Records from a dataset

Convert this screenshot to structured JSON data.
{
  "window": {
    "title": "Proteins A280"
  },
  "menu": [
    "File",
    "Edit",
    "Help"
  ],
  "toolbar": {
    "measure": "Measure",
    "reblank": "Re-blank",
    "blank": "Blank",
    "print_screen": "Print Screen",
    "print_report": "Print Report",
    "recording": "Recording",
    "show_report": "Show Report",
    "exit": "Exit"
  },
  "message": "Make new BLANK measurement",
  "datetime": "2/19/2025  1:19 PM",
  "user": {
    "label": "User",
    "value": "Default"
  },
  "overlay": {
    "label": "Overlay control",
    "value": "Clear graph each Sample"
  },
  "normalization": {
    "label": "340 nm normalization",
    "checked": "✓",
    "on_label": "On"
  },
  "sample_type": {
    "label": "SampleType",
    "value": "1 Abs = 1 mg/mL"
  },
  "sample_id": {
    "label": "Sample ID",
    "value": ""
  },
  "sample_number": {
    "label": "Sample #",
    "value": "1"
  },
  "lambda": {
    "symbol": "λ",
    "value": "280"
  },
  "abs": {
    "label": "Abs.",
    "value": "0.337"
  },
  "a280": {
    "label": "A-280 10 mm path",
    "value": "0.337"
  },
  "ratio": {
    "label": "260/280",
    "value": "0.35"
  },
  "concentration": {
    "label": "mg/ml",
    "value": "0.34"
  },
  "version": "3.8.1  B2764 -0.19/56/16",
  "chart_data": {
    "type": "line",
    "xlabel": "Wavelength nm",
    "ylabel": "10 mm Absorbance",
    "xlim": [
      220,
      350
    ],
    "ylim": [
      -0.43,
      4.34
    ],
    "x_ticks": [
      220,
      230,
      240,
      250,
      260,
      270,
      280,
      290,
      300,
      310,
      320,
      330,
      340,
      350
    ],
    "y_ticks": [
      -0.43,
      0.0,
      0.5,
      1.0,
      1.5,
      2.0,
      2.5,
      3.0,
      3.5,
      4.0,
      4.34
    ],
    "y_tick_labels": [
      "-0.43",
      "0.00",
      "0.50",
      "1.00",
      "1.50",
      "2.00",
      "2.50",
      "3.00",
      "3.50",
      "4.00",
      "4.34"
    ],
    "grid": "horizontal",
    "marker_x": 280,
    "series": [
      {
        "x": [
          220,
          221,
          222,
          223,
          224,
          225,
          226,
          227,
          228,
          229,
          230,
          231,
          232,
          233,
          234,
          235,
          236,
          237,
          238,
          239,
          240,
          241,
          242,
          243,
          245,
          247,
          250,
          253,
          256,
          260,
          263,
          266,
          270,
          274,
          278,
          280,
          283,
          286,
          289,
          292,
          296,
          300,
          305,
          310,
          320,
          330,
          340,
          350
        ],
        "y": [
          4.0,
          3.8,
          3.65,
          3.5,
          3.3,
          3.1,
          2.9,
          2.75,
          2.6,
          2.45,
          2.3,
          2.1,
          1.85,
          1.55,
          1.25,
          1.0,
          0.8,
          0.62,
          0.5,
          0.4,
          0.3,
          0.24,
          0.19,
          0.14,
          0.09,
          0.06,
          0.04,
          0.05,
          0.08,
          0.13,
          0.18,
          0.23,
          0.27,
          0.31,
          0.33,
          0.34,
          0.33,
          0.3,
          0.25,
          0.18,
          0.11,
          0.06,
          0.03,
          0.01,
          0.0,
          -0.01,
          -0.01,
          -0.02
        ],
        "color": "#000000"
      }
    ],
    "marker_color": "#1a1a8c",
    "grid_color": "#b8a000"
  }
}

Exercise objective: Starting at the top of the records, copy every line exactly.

Solution for this task:
Convert this screenshot to structured JSON data.
{
  "window": {
    "title": "Proteins A280"
  },
  "menu": [
    "File",
    "Edit",
    "Help"
  ],
  "toolbar": {
    "measure": "Measure",
    "reblank": "Re-blank",
    "blank": "Blank",
    "print_screen": "Print Screen",
    "print_report": "Print Report",
    "recording": "Recording",
    "show_report": "Show Report",
    "exit": "Exit"
  },
  "message": "Make new BLANK measurement",
  "datetime": "2/19/2025  1:19 PM",
  "user": {
    "label": "User",
    "value": "Default"
  },
  "overlay": {
    "label": "Overlay control",
    "value": "Clear graph each Sample"
  },
  "normalization": {
    "label": "340 nm normalization",
    "checked": "✓",
    "on_label": "On"
  },
  "sample_type": {
    "label": "SampleType",
    "value": "1 Abs = 1 mg/mL"
  },
  "sample_id": {
    "label": "Sample ID",
    "value": ""
  },
  "sample_number": {
    "label": "Sample #",
    "value": "1"
  },
  "lambda": {
    "symbol": "λ",
    "value": "280"
  },
  "abs": {
    "label": "Abs.",
    "value": "0.337"
  },
  "a280": {
    "label": "A-280 10 mm path",
    "value": "0.337"
  },
  "ratio": {
    "label": "260/280",
    "value": "0.35"
  },
  "concentration": {
    "label": "mg/ml",
    "value": "0.34"
  },
  "version": "3.8.1  B2764 -0.19/56/16",
  "chart_data": {
    "type": "line",
    "xlabel": "Wavelength nm",
    "ylabel": "10 mm Absorbance",
    "xlim": [
      220,
      350
    ],
    "ylim": [
      -0.43,
      4.34
    ],
    "x_ticks": [
      220,
      230,
      240,
      250,
      260,
      270,
      280,
      290,
      300,
      310,
      320,
      330,
      340,
      350
    ],
    "y_ticks": [
      -0.43,
      0.0,
      0.5,
      1.0,
      1.5,
      2.0,
      2.5,
      3.0,
      3.5,
      4.0,
      4.34
    ],
    "y_tick_labels": [
      "-0.43",
      "0.00",
      "0.50",
      "1.00",
      "1.50",
      "2.00",
      "2.50",
      "3.00",
      "3.50",
      "4.00",
      "4.34"
    ],
    "grid": "horizontal",
    "marker_x": 280,
    "series": [
      {
        "x": [
          220,
          221,
          222,
          223,
          224,
          225,
          226,
          227,
          228,
          229,
          230,
          231,
          232,
          233,
          234,
          235,
          236,
          237,
          238,
          239,
          240,
          241,
          242,
          243,
          245,
          247,
          250,
          253,
          256,
          260,
          263,
          266,
          270,
          274,
          278,
          280,
          283,
          286,
          289,
          292,
          296,
          300,
          305,
          310,
          320,
          330,
          340,
          350
        ],
        "y": [
          4.0,
          3.8,
          3.65,
          3.5,
          3.3,
          3.1,
          2.9,
          2.75,
          2.6,
          2.45,
          2.3,
          2.1,
          1.85,
          1.55,
          1.25,
          1.0,
          0.8,
          0.62,
          0.5,
          0.4,
          0.3,
          0.24,
          0.19,
          0.14,
          0.09,
          0.06,
          0.04,
          0.05,
          0.08,
          0.13,
          0.18,
          0.23,
          0.27,
          0.31,
          0.33,
          0.34,
          0.33,
          0.3,
          0.25,
          0.18,
          0.11,
          0.06,
          0.03,
          0.01,
          0.0,
          -0.01,
          -0.01,
          -0.02
        ],
        "color": "#000000"
      }
    ],
    "marker_color": "#1a1a8c",
    "grid_color": "#b8a000"
  }
}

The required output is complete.